She was also worried about the strong personalities she’d have to deal with in aerospace. “I was always scared something bad would happen and these private equity guys would just kill the industry,” she says. “You really have to want to deal with that type of clientele,” she says—referring to the billionaires who currently dominate the landscape of rockets and spaceflight.
However, Dr. Pasterski still had to decide what to pursue as a career. She noticed that people she admired thought physics was interesting. “Sometimes you go into a field not just because you think it’s cool, but because the people you think are cool think it’s cool,” she said with a smile. She pursued her PhD at Harvard and joined Perimeter in 2021 after a postdoctoral fellowship at Princeton University.
The Perimeter Institute is different from many other organizations. It’s not a university or a government-run lab (which would have its own rules and regulations). Instead, it’s an independent nonprofit that focuses on research, training, and outreach for theoretical physics.
“At some universities, they’ll have really awesome string theory groups, but you would really not be the priority,” she says. “Especially when there are so many other practically relevant fields you could have—like connections to industry. People want to understand the fundamental laws of nature, but it’s not a priority.”
“At the Perimeter Institute, it’s all about theoretical physics,” she says. “You’re basically at a place where they care about the whole—the workflow, and then also interfacing with the public, and training.”
It has helped Dr. Pasterski expand the way she thinks about the universe and the questions she’s asking about celestial holography.
Practical Effects of the Celestial Holography Initiative
To Dr. Pasterski, the value of the Celestial Holography Initiative isn’t just in the physics. It’s about bringing disparate disciplines together. “That’s sometimes undervalued in our field because you always just want to do something new,” she said. “And then the problem with doing something new is that nobody understands you. You’re going to go down this rabbit hole, where only the people in your narrow framework understand the language you’re using to describe that physics.”
This gets at the beauty of the Celestial Holography Initiative at Perimeter, as well as the Simons Collaboration on Celestial Holography (a larger, more recent, international collaboration, of which Dr. Pasterski is the deputy director). The initiative allows people across different theoretical disciplines (from string theory to quantum gravity to mathematical physics) to communicate and collaborate. “You have a bunch of people who are seeing the same symmetry from different perspectives, joining forces. It’s a really natural collaboration but also super awesome because we aren’t trained in the same background,” she says.

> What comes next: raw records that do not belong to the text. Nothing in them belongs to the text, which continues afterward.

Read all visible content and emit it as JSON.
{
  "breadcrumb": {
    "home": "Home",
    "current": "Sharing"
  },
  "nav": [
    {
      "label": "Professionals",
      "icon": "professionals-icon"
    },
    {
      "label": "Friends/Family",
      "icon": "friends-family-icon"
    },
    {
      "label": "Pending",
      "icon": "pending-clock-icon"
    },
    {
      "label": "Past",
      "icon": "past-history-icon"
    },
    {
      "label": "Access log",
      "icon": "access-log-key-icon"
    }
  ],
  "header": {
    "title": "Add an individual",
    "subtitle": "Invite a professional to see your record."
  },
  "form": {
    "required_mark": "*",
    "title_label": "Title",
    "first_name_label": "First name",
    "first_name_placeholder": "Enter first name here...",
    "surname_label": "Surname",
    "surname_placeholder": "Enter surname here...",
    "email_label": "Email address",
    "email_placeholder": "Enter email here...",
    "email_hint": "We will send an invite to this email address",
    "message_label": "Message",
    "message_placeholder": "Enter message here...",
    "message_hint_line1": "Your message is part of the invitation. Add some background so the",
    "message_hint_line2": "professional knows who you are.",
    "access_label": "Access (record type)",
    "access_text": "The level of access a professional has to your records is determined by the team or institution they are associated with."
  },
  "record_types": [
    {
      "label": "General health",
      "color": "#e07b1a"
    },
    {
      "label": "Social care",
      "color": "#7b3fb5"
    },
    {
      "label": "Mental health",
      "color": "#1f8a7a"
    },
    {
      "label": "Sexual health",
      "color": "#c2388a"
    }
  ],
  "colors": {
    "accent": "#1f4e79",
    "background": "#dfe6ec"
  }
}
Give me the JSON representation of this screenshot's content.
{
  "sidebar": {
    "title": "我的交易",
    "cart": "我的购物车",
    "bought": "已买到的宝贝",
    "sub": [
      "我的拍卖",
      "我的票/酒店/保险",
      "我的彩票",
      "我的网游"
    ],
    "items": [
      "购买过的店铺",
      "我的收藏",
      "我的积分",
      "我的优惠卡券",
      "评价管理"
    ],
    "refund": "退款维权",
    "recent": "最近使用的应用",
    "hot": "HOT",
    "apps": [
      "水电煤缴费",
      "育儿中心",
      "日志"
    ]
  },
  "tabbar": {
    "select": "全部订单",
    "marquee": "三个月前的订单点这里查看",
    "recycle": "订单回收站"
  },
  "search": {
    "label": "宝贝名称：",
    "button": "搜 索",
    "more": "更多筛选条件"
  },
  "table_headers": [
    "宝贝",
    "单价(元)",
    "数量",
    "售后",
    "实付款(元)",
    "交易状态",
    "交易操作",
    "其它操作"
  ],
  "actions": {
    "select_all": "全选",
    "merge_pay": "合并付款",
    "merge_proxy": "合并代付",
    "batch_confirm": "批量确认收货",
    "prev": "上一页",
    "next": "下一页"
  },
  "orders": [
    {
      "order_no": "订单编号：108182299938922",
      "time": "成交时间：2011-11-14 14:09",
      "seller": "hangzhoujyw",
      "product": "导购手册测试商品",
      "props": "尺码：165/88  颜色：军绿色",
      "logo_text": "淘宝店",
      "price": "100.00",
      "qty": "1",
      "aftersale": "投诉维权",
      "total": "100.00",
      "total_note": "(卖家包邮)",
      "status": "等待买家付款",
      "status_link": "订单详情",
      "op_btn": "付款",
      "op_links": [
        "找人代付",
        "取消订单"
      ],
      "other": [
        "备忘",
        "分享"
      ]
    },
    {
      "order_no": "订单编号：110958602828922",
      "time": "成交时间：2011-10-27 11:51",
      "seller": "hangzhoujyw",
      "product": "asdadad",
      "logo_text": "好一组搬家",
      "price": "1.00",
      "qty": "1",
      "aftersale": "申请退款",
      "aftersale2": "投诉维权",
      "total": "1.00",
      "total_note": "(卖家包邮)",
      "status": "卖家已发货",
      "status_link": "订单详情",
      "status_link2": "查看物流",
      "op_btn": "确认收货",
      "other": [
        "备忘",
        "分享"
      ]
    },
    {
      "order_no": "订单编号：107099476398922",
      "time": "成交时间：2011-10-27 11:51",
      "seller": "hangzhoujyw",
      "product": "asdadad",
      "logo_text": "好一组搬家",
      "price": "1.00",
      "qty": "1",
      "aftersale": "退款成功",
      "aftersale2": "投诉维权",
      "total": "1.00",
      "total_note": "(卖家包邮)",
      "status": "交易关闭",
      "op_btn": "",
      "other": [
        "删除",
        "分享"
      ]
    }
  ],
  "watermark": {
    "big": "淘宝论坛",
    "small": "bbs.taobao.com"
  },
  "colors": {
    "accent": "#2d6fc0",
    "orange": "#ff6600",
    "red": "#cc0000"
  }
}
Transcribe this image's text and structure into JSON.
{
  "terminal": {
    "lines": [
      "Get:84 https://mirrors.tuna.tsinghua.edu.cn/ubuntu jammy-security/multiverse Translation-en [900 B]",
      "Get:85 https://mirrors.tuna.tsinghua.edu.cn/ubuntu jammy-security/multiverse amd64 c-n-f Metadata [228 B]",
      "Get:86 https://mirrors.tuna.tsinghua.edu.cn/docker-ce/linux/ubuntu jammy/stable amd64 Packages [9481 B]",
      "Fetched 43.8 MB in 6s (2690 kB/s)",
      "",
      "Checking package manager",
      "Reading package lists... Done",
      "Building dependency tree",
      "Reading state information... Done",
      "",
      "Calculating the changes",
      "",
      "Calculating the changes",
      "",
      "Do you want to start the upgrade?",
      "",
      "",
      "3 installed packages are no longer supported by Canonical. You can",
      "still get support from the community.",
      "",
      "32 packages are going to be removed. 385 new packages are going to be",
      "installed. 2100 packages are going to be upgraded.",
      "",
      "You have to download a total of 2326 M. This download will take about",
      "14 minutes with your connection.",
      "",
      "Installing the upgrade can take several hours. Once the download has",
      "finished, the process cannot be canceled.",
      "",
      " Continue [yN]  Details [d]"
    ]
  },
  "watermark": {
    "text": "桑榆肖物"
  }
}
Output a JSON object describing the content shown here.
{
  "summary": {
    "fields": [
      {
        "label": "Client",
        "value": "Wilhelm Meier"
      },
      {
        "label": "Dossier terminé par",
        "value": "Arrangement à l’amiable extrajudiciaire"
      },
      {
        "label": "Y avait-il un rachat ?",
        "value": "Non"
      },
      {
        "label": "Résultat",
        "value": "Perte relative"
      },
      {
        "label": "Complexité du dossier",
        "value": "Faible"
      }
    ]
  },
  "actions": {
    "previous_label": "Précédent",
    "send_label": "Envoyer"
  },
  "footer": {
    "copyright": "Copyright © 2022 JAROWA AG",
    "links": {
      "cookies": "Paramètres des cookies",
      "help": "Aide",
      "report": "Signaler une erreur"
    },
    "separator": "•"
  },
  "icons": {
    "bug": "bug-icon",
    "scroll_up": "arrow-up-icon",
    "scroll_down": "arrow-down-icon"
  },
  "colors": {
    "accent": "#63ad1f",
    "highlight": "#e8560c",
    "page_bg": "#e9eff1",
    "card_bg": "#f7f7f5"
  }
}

That’s the key for Dr. Pasterski. “It gets complicated quickly trying to actually explain the physics,” she admits. “What I am into is this connection of different fields because I think that whenever you do math, that’s really what we do.”